> SOURCE INFORMATION:

============================================================

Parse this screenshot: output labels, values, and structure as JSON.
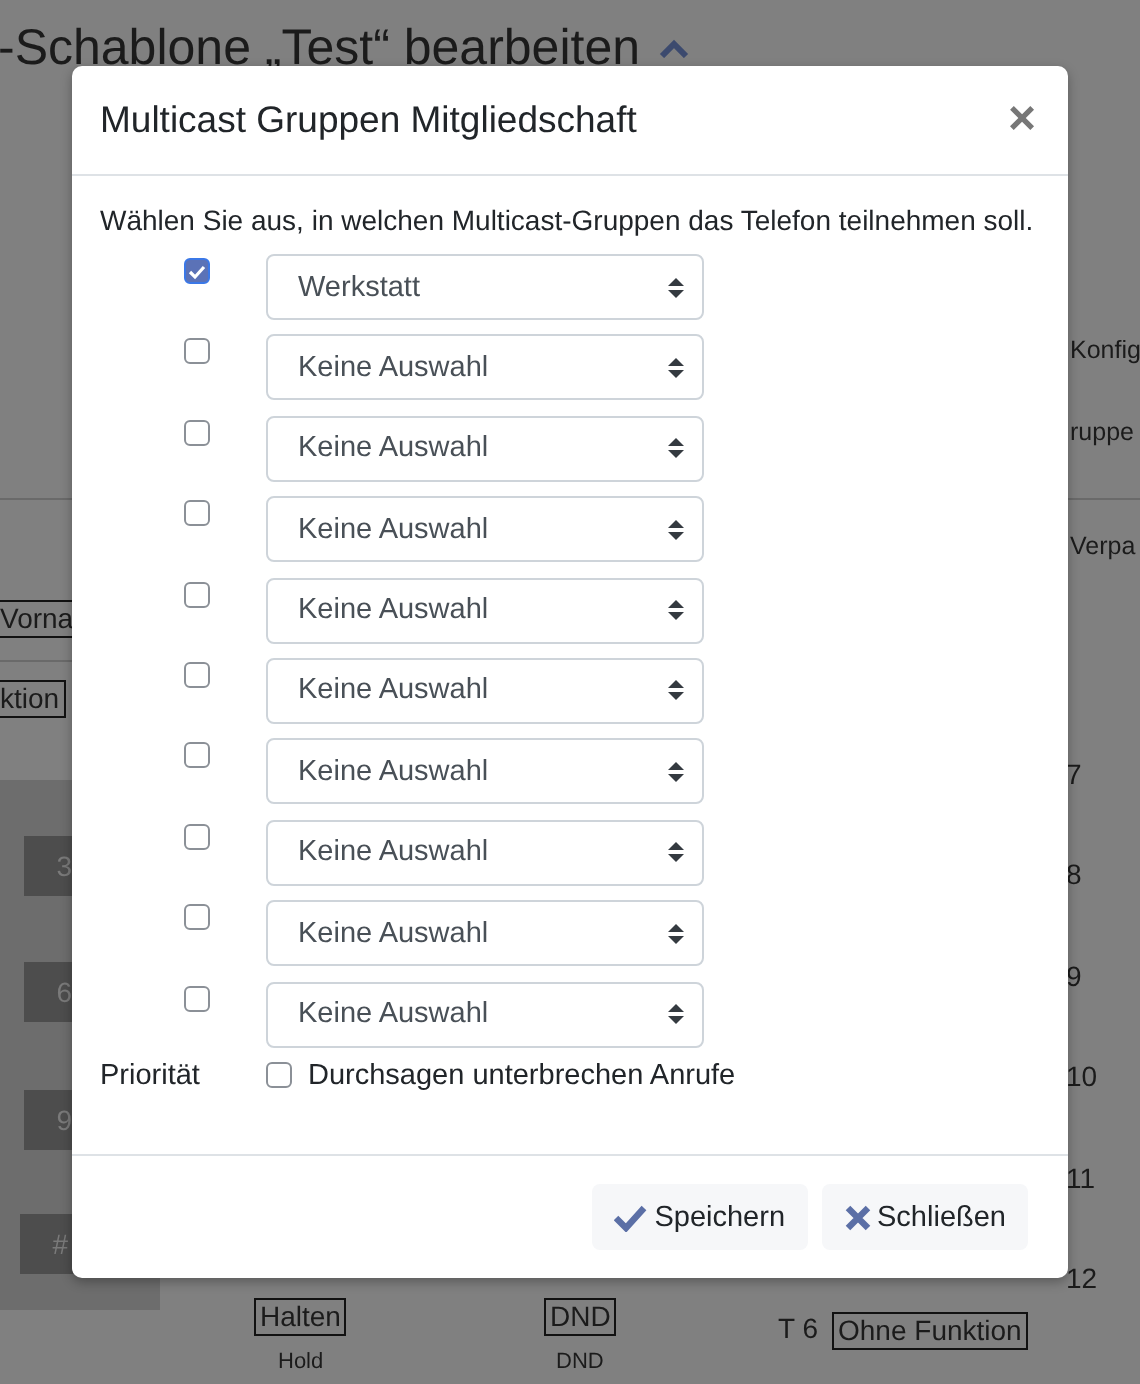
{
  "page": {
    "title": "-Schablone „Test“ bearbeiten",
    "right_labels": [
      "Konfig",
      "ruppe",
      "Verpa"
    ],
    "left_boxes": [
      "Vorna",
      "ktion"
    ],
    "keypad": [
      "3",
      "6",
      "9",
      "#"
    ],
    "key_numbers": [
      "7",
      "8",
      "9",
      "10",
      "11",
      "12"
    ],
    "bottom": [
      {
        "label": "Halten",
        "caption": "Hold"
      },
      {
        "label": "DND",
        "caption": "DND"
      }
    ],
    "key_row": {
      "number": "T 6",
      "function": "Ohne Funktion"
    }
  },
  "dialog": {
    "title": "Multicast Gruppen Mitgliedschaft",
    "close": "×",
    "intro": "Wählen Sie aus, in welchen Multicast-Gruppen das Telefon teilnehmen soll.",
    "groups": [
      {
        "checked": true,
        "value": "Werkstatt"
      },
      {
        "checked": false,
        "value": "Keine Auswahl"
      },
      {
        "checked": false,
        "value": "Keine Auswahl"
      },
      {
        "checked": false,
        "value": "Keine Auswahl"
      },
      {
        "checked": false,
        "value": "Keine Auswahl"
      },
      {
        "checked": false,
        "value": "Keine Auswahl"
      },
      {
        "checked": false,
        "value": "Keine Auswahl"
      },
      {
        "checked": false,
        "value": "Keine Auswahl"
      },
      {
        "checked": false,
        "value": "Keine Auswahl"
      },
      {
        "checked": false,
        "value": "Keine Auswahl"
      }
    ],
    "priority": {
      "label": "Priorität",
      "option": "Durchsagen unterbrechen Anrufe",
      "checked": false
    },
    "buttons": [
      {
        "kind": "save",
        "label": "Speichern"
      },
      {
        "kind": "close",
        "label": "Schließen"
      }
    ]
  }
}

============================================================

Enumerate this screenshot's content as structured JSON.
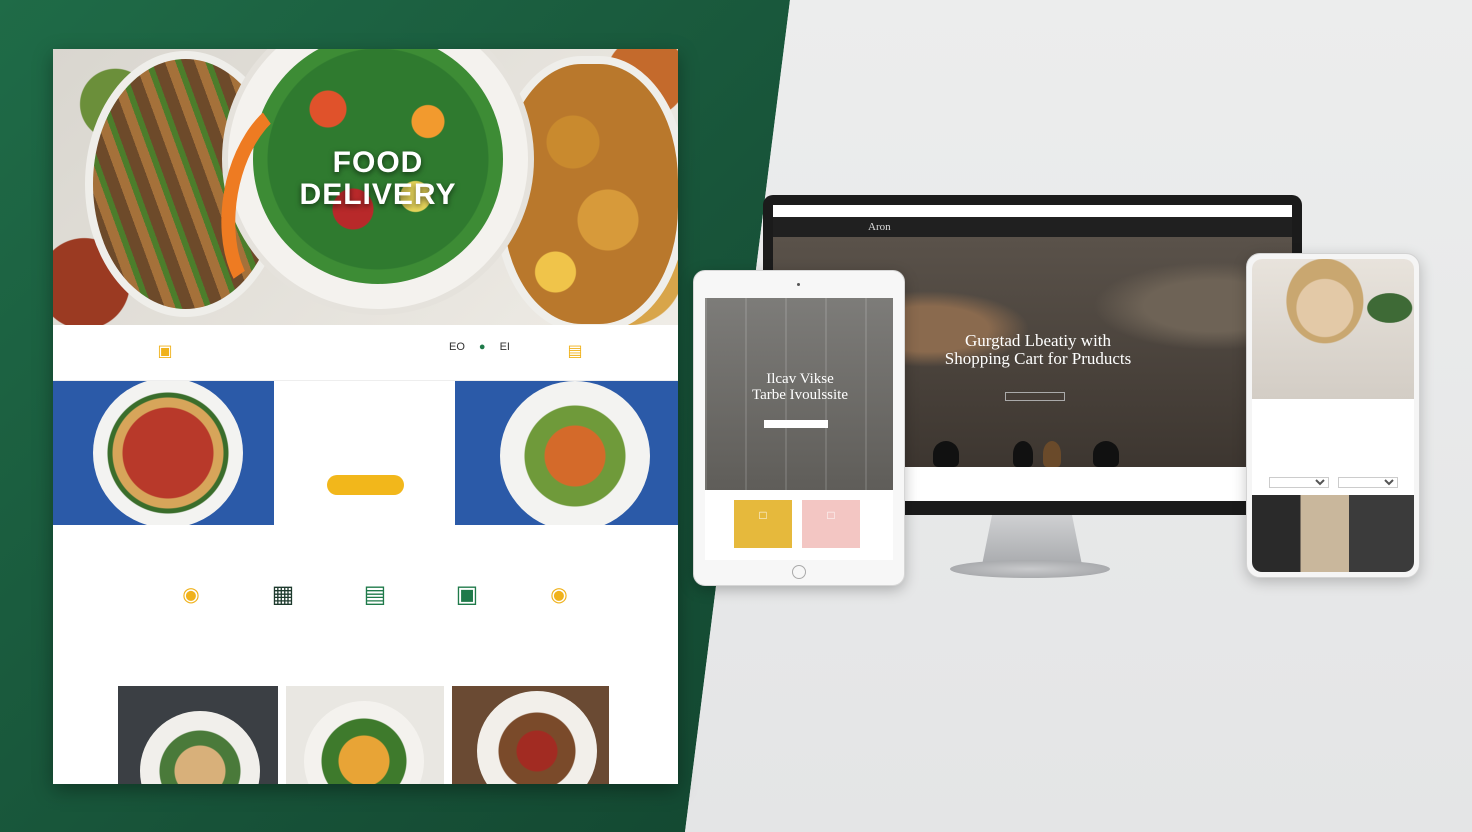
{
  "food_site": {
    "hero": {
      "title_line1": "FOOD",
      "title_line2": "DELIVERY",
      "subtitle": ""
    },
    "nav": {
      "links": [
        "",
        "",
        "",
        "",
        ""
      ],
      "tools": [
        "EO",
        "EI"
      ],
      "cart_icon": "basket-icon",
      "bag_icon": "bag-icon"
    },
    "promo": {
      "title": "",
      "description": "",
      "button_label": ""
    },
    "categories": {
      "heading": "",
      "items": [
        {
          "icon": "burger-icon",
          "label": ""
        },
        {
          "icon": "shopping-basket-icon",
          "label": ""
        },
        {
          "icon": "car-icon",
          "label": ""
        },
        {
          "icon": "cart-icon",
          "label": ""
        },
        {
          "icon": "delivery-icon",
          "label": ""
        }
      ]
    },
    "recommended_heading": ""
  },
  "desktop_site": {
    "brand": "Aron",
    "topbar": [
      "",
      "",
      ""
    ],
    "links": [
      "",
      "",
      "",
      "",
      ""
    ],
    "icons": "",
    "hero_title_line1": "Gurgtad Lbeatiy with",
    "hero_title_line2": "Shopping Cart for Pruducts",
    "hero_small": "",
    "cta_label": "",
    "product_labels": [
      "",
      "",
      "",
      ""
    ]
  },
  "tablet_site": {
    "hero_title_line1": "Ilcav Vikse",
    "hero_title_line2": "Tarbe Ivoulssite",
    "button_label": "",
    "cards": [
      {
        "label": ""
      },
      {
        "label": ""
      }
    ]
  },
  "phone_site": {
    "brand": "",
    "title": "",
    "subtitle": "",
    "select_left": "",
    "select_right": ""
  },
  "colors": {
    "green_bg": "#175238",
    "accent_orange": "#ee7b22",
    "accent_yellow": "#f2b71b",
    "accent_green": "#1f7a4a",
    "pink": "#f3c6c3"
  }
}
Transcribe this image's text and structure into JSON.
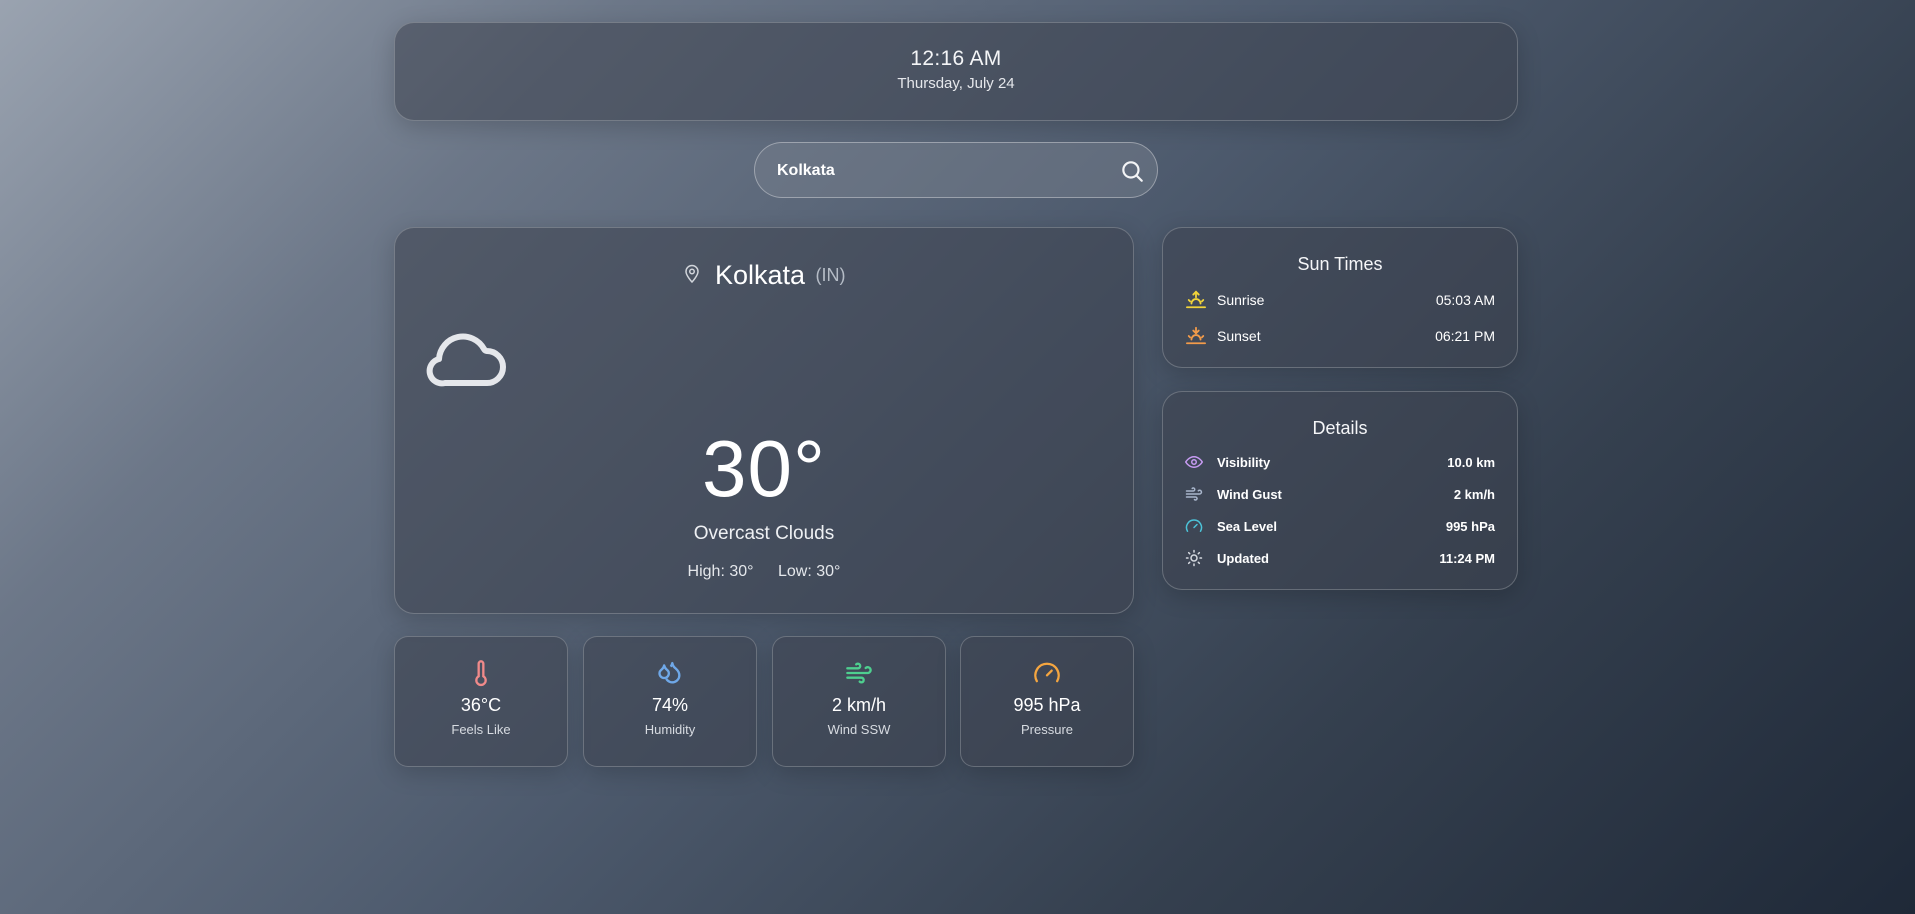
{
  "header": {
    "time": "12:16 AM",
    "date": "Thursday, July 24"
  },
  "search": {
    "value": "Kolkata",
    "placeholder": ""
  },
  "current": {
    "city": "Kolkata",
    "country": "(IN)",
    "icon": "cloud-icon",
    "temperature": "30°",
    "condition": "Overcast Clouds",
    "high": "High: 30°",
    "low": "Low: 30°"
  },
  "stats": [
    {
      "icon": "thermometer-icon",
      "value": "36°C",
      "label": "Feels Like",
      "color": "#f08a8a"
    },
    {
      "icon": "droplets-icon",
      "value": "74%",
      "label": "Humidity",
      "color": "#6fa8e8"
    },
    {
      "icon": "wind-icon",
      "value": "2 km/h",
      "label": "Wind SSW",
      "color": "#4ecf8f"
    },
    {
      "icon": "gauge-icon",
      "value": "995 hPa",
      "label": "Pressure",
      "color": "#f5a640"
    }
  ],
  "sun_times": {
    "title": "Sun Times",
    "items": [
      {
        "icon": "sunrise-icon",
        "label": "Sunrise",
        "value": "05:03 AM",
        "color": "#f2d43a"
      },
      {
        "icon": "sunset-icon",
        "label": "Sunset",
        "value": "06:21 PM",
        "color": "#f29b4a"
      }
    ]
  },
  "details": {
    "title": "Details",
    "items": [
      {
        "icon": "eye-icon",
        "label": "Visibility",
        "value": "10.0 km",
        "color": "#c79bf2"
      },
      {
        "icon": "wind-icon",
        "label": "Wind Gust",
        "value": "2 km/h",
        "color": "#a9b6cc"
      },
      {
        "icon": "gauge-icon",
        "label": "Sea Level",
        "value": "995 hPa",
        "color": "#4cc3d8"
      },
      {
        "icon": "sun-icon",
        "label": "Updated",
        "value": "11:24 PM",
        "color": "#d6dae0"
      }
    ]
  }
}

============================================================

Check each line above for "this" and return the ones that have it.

Parse this screenshot: output labels, values, and structure as JSON.
Enumerate this screenshot's content as structured JSON.
Transcribe this image's text and structure into JSON.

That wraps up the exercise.